___ The data ___

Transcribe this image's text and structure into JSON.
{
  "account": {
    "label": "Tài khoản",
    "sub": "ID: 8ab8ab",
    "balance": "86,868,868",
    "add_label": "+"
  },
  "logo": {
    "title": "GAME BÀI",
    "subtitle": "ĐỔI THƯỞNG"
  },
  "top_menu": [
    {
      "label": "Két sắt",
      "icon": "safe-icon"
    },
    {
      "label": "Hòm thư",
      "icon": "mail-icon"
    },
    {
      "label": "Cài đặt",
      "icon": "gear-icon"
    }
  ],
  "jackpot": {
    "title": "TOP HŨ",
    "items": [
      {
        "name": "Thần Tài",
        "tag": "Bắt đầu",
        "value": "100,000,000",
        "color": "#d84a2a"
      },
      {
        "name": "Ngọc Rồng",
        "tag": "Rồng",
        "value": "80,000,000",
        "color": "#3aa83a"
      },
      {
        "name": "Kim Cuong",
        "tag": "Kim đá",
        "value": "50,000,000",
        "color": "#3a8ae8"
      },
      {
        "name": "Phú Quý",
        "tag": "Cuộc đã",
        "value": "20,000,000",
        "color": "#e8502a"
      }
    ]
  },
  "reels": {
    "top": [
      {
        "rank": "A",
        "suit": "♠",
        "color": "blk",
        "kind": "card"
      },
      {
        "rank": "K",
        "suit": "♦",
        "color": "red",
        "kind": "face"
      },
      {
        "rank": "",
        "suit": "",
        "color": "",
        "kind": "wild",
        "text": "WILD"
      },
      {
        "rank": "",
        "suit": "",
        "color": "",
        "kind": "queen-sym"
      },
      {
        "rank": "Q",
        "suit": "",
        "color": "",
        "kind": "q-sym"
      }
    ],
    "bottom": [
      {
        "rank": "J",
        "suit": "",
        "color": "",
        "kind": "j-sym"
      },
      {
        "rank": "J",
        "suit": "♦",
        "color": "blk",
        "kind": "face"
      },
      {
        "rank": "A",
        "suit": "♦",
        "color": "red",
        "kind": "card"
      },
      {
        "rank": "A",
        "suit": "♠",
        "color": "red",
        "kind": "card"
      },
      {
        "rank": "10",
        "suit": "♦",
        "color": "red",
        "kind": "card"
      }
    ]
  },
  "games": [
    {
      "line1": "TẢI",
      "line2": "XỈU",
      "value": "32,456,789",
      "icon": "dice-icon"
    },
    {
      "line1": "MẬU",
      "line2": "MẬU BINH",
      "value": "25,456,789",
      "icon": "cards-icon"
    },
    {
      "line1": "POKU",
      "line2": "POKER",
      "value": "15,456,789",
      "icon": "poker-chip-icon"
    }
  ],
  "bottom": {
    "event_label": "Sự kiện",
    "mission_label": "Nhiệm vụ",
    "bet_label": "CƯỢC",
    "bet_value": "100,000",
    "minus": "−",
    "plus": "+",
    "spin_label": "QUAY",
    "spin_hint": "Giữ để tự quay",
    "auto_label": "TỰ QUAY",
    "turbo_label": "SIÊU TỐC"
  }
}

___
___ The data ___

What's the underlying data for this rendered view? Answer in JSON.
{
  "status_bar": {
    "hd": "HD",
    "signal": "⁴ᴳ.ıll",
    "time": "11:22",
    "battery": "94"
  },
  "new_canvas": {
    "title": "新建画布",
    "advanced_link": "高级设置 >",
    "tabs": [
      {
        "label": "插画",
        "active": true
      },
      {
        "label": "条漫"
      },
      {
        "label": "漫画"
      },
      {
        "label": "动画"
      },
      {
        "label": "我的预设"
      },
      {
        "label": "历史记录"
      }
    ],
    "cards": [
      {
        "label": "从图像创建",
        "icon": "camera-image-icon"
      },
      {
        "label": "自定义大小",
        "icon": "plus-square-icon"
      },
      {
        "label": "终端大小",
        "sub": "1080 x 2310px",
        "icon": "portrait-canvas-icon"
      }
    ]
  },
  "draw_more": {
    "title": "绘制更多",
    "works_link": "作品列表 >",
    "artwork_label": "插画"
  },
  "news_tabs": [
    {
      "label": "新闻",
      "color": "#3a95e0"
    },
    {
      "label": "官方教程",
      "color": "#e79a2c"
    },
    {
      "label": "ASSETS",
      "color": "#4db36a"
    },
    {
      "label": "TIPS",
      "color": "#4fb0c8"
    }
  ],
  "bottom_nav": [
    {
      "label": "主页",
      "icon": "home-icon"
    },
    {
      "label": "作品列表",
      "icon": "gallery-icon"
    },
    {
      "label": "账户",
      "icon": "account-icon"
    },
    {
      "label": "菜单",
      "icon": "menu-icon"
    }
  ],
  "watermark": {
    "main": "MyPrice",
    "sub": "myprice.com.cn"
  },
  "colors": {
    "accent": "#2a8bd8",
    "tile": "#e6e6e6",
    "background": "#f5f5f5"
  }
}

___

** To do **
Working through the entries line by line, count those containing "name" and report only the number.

** Problem solution **
4